** What you are asked to do **
The answer must be a single number: how many lines in the records below contain the word "Read".

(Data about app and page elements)
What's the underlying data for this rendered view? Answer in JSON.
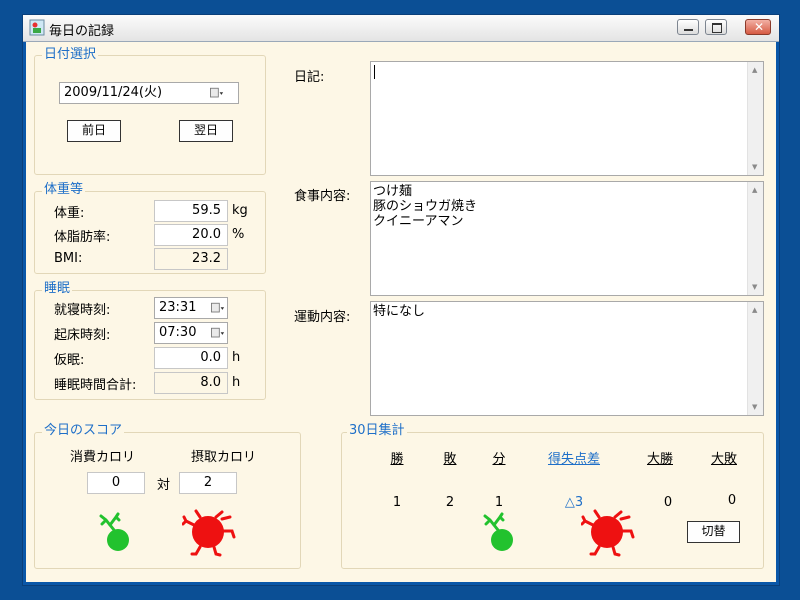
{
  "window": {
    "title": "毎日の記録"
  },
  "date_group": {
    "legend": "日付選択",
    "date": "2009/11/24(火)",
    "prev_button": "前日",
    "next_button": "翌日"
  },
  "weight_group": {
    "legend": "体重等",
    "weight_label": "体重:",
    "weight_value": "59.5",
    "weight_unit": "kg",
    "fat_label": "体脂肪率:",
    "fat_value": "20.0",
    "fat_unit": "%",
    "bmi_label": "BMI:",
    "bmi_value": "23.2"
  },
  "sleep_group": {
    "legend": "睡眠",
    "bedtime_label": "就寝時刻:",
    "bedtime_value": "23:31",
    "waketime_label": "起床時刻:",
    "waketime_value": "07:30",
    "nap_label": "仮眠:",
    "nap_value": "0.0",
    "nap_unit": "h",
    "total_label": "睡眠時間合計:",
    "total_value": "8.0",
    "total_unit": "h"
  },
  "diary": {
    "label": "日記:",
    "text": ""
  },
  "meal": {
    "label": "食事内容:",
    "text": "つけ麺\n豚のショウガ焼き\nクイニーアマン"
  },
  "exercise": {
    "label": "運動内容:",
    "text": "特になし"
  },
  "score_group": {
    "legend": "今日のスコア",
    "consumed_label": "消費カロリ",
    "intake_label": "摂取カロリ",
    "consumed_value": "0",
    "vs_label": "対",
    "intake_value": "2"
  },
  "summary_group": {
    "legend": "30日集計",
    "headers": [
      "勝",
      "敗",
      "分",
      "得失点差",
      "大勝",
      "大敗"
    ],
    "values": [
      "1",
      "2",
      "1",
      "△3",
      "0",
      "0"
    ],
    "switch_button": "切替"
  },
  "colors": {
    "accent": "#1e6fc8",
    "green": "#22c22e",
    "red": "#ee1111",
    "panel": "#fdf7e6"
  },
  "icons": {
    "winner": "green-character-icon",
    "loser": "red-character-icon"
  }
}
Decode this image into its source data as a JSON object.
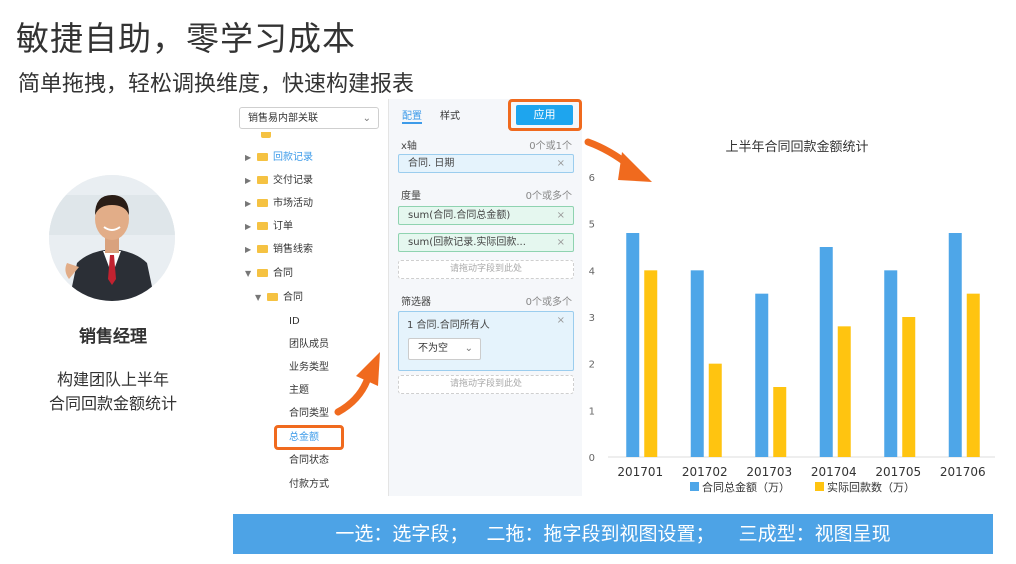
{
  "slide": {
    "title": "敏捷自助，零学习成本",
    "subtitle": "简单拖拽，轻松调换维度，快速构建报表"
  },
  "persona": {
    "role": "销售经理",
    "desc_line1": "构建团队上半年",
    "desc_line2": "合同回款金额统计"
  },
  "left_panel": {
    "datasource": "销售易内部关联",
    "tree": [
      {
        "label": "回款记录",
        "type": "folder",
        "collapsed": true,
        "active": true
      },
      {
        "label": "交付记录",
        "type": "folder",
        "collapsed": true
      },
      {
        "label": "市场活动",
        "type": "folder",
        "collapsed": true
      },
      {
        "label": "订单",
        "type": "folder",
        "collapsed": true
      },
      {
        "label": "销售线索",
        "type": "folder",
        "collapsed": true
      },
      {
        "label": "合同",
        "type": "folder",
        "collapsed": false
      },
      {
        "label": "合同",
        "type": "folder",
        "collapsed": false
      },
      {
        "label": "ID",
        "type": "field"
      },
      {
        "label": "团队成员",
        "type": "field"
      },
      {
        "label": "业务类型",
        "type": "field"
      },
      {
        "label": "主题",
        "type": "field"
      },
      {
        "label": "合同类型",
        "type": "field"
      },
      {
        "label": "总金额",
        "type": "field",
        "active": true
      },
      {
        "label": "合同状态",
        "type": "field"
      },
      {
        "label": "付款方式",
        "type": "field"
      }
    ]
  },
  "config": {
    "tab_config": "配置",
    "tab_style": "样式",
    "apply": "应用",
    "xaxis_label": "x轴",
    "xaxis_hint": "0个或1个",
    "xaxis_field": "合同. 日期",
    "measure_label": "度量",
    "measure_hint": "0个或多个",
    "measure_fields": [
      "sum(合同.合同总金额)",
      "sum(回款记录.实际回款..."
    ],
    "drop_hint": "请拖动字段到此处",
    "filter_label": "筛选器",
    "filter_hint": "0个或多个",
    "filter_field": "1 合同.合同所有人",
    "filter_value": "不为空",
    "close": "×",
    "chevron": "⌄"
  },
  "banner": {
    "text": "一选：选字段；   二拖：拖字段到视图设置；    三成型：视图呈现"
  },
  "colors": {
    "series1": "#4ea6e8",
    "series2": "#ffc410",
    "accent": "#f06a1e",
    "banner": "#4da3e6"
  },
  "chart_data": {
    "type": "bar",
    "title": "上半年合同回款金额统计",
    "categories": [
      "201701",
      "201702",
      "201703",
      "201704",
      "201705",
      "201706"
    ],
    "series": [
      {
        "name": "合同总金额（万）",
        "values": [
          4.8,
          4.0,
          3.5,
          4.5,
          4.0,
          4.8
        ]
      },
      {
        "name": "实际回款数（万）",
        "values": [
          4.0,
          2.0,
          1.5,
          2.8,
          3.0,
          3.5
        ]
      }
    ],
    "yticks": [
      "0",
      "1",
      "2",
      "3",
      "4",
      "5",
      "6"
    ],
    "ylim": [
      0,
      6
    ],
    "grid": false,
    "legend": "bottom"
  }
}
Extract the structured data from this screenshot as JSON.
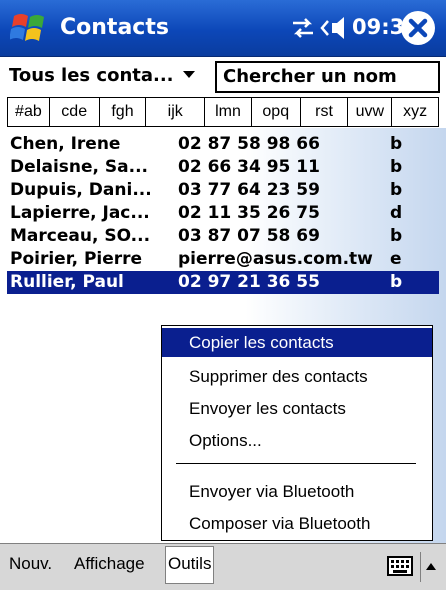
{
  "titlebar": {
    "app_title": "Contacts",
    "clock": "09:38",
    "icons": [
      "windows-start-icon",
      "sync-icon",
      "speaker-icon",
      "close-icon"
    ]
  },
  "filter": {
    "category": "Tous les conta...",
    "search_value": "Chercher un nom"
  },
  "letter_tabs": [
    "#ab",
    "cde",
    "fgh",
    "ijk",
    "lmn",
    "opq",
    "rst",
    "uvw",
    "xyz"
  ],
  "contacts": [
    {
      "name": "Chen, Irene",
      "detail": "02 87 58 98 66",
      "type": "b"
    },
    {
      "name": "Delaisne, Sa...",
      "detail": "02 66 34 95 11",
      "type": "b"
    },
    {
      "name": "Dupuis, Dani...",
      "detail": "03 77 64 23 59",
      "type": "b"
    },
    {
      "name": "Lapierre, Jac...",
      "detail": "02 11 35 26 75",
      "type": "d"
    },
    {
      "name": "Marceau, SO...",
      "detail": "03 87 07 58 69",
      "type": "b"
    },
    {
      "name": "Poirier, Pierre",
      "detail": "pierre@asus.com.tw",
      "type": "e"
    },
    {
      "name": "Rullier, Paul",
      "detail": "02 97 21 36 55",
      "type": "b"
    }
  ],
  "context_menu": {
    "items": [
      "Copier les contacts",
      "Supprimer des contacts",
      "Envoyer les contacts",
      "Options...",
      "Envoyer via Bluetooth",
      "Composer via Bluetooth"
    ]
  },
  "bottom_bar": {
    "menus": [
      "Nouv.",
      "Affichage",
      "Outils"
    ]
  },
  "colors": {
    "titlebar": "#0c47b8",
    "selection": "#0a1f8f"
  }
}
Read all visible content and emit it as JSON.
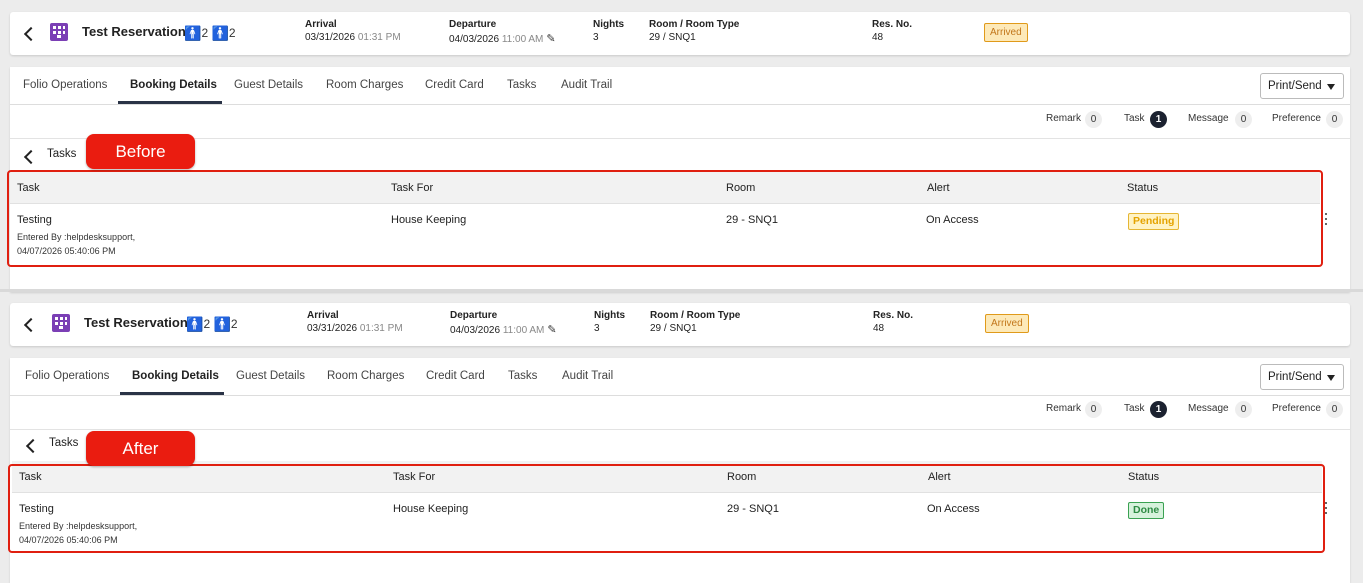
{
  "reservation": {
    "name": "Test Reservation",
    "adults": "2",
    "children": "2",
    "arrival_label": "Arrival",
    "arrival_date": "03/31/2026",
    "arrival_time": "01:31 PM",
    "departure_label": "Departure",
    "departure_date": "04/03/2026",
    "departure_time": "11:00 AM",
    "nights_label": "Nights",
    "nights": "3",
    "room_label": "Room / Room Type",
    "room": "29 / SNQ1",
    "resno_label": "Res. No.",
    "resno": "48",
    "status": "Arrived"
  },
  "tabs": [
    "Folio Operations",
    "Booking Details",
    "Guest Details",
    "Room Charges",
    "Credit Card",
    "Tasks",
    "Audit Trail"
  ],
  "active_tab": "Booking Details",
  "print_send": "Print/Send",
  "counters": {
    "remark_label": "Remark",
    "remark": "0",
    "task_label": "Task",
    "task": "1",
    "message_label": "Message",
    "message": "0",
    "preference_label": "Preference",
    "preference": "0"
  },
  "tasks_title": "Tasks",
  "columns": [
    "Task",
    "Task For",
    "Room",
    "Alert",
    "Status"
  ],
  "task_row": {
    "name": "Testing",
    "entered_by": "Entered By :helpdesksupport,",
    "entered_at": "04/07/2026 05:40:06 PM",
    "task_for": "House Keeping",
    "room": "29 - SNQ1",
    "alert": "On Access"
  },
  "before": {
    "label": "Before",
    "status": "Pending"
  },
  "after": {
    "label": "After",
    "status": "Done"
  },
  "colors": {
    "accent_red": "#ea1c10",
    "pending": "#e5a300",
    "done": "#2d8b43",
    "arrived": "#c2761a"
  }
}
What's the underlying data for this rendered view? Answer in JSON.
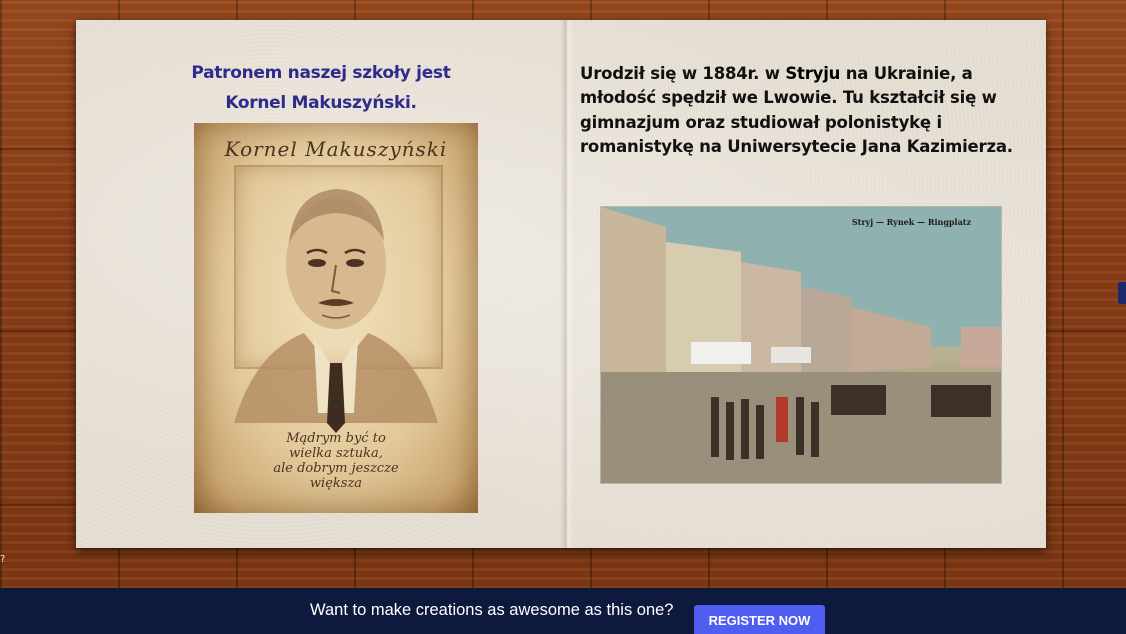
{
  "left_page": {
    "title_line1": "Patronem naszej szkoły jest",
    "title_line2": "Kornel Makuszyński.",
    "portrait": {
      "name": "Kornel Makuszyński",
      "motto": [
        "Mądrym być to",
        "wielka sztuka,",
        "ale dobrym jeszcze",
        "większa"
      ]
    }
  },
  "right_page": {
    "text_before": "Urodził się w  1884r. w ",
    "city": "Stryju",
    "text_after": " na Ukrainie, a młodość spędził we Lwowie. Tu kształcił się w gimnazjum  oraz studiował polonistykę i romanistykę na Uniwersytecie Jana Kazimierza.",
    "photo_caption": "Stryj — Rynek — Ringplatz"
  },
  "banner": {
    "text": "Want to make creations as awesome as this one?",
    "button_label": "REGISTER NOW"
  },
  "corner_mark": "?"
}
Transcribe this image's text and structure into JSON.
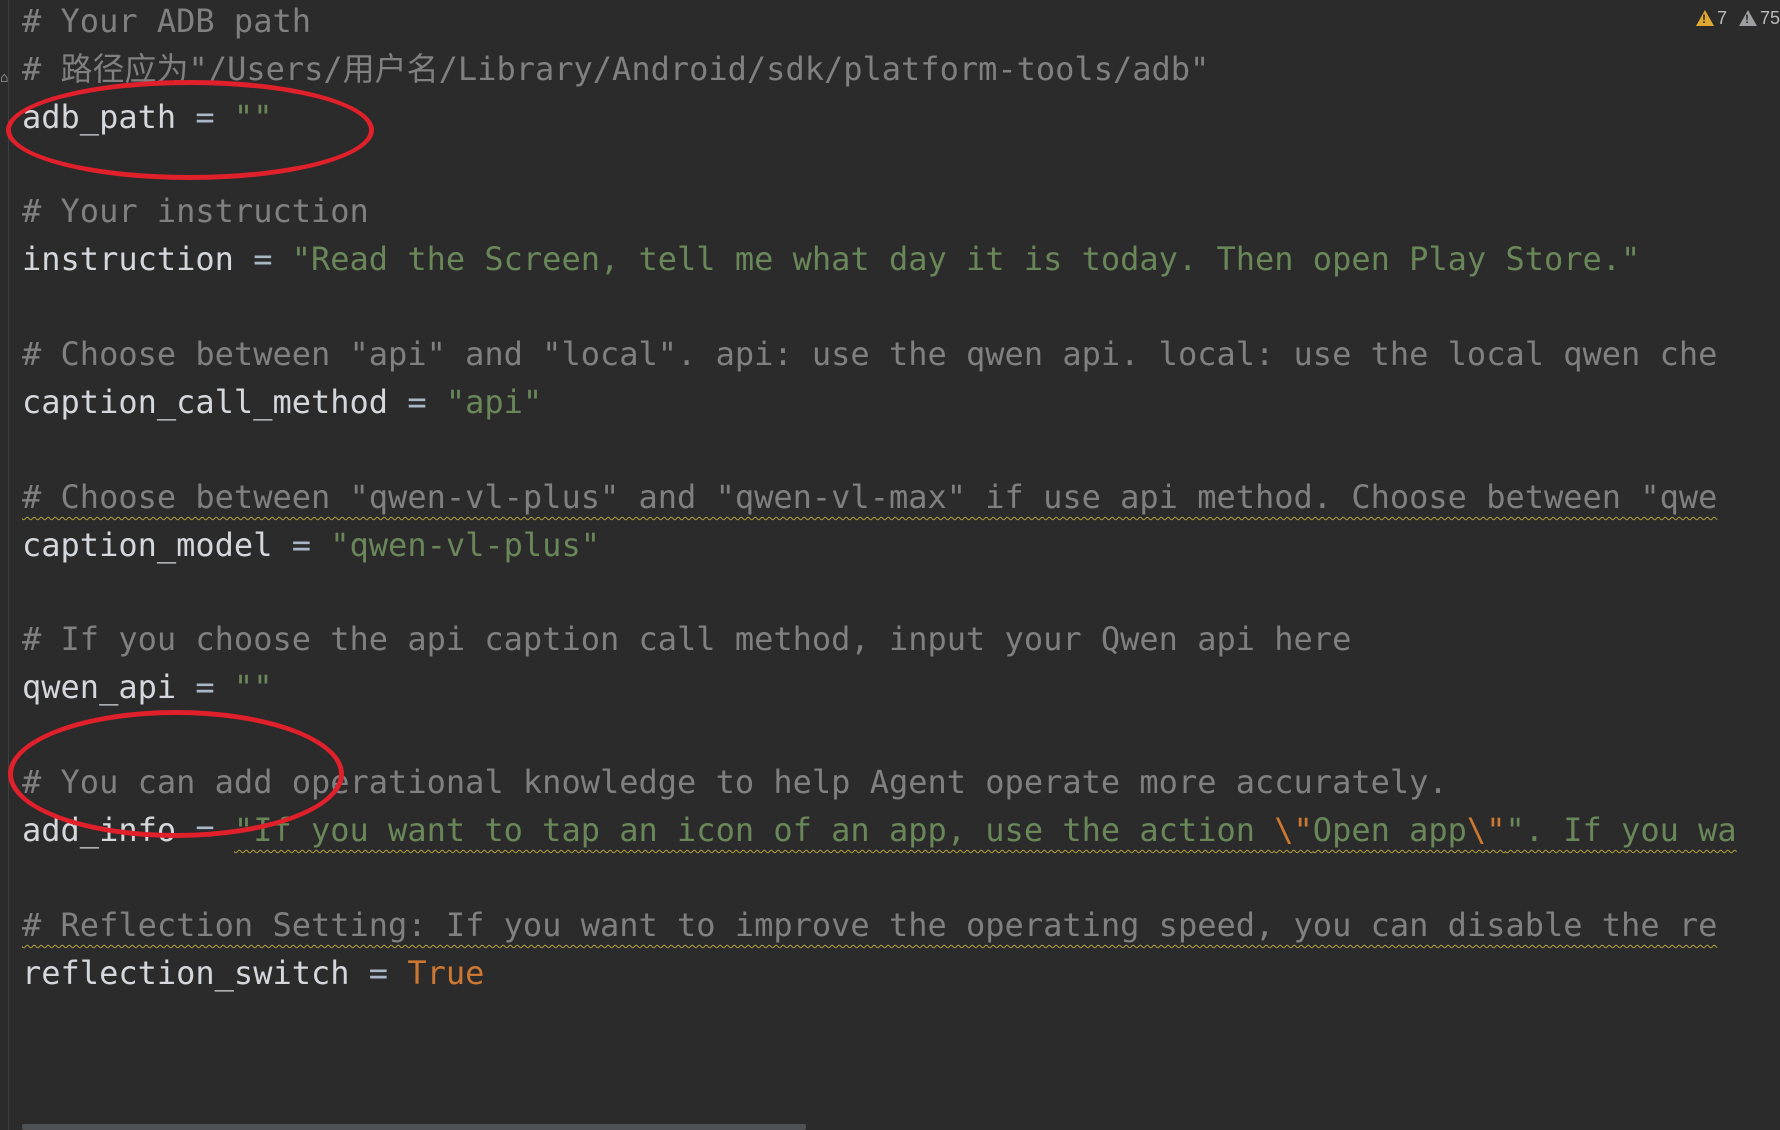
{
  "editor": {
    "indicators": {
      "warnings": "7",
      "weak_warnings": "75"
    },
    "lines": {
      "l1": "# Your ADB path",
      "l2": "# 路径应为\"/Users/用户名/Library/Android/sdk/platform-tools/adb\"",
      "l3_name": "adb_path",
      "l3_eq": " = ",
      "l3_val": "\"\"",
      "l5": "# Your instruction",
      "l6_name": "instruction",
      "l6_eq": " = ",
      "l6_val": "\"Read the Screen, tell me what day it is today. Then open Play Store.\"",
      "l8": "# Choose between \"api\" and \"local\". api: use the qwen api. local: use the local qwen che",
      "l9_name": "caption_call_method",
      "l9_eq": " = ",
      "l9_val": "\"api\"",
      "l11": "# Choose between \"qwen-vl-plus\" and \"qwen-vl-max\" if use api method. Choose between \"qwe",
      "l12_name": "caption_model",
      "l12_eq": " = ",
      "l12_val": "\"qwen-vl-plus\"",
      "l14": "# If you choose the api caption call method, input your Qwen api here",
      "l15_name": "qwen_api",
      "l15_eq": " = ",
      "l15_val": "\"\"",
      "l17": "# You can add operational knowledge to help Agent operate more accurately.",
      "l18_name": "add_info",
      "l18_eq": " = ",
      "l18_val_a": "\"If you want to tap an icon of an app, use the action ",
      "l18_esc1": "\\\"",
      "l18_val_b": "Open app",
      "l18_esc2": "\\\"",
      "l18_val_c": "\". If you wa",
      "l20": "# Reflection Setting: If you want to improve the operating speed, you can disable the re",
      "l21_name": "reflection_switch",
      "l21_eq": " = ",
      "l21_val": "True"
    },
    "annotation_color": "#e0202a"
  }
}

** Exercise response **
2